The city of Santa Monica is looking for volunteers to help with its annual homelessness count, which helps the city keep tabs on and take steps to address the growing problem of people without shelter.
Those interested in helping with the count, which takes place overnight on Wednesday, January 24, can register here.
Last year’s count revealed that the number of people bedding down on Santa Monica’s sidewalks, in shelters, or in cars was the highest it has been since the city started performing the count annually in 2009, when participants counted 912 people. In 2017, volunteers counted a total of 921 people.
The increase in the number of people struggling with homelessness in Santa Monica mirrored a troubling trend seen throughout Southern California.
“The significant increase since last year demonstrates that the [c]ity is directly impacted by the regional homelessness crisis,” city officials said in the press release that accompanied the announcement of the 2017 homelessness results in May. “Last year , the regional count reported in excess of 46,000 people experiencing homelessness and 76 [percent] living on the street.”
While many factors contribute to the recent rise in homelessness, one major factor is that L.A. County’s housing shortage, which disproportionately impacts lower-income residents as it drives up rents, has come to a rolling boil.
In May, 2017, Human Services Administrator Margaret Willis told Next that the L.A. Metro area has had a rental vacancy rate of three percent, which indicates a significant shortage of housing relative to demand.
“This scarcity means that homeless [people] and very low-income households are competing with middle-income households for the same units,” Willis wrote in an email responding to inquiries from Next about the results.

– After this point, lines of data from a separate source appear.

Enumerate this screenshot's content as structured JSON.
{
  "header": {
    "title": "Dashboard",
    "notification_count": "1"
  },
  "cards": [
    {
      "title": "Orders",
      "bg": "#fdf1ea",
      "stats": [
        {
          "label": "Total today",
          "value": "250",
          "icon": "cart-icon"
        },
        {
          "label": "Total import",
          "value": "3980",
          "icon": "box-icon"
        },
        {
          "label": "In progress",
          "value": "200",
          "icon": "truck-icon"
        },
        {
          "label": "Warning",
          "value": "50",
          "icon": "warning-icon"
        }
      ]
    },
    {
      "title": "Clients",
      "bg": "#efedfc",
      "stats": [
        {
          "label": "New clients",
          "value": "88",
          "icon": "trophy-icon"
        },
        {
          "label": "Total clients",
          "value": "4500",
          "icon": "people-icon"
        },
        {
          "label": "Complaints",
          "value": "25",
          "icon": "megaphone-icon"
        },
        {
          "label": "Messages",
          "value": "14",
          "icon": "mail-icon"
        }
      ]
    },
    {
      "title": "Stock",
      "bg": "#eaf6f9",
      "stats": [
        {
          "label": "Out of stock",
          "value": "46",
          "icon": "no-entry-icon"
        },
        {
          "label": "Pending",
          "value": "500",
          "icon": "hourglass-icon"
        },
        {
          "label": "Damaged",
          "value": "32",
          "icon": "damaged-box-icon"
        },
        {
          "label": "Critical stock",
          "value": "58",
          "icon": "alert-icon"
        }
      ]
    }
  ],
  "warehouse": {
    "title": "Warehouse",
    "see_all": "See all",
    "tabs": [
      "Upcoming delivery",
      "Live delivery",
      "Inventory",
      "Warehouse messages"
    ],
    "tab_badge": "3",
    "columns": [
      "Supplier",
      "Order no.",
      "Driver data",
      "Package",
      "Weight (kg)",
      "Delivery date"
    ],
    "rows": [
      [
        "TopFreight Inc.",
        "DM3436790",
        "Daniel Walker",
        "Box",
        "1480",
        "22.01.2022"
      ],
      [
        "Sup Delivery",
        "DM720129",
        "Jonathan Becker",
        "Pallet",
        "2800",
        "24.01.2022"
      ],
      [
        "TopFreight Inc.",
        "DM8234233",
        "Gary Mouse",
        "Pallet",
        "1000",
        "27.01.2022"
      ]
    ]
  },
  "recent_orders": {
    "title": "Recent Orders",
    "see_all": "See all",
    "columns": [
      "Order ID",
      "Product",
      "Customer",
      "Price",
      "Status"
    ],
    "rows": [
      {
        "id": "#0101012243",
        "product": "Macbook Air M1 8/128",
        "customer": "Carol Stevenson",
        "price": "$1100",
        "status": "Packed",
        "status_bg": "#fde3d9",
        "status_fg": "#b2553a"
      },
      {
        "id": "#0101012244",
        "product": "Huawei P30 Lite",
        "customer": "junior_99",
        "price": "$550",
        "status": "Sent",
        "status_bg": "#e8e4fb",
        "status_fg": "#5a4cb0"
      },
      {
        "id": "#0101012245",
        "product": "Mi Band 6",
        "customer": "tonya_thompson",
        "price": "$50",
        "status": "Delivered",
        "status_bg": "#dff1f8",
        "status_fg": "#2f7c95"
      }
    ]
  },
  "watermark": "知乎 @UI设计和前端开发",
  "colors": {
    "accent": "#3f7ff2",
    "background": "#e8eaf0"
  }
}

“This means people either a) are forced to take an apartment that may be more than they can comfortably afford, making them vulnerable to homelessness…, or b) they double and triple up, again making their housing unstable and unhealthy, or c) they stay homeless,” she said. She referenced the city’s Wellbeing Index, which reported that about 20 percent of Santa Monica residents worry about paying rent or a mortgage.
Last year, the legislature pushed a hefty package of bills aimed at funding affordable housing and making it easier to create new housing in urban areas, but State Assemblymember Richard Bloom (D-Santa Monica), one of the Sacramento’s most vocal housing champions, noted that the legislative package, historical though it was, is only a start.
State Senator Scott Wiener has already introduced an aggressive housing bill that is likely to be controversial.
“Subject to some limitations, the measure would eliminate restrictions on the number of houses allowed to be built within a half-mile of train, light-rail, major bus routes and other transit stations, and block cities from imposing parking requirements,” wrote L.A. Times reporter Liam Dillon about the bill.
As Bloom has noted in the past, while housing growth is necessary as a long-term solution to the housing affordability problem in California, immediate relief is needed for the most vulnerable among us.
The future of federally-funded programs like the Housing Choice Voucher Program, more commonly known as Section 8, remain unclear under the current administration. In Los Angeles alone, 188,000 people applied for 20,000 spots in the housing voucher waiting line.
Last year, Bloom pushed AB 1505, which officially clarified that cities could pass inclusionary housing laws, which allows municipalities to require developers build affordable housing as part of market-rate projects.
Still, much of the housing shortage problem comes from local opposition to new housing, including affordable housing.
Santa Monica voters recently approved Measures GS and GSH in order to help fund affordable housing, but at the same time, locals continue to fight most growth.
In 2016, Santa Monica approved 380 new units. The vast majority of them, 318, were part of one project that took several years to negotiate and will likely take several more years before they come online. The project, 500 Broadway, included 249 market-rate units and 64 deed-restricted affordable units located a couple of blocks away, a result of Santa Monica’s inclusionary housing rules that require developers to provide affordable housing when they build new, market-rate housing.
Since 2012, Santa Monica has lost out on at least 1,000 units, all proposed in projects that would have redeveloped outmoded commercial or industrial properties, as a direct result of local opposition.
And, last year the city council narrowly passed standards for the city’s Downtown that reduces the area’s capacity for housing growth.
Santa Monica has recently taken some more steps to help those in the city on the verge of becoming homeless by providing a basic income subsidy through the “Preserving Our Diversity” program, among other steps.
Of course, housing alone won’t be enough to solve homelessness. Many people struggling with homelessness also deal with chronic mental illness and require support services. Service providers say these must be paired with housing. An example is the Step Up on Colorado Kaufmann building, which put 32 homes for formerly homeless people in the service-rich area of Downtown Santa Monica.
The city of L.A. passed Measure H in November 2016, which will raise $1.2 billion for supportive housing projects, and L.A. County voted to approve Measure HHH, which will provide an influx of money for supportive services for people struggling with homelessness.
But for those who are not struggling with mental illness and simply living on the economic edge, Willis told Next in May, “affordable housing and livable-wage jobs are key to the success for these households, as they will need to be able to afford rent on their own after the assistance ends.”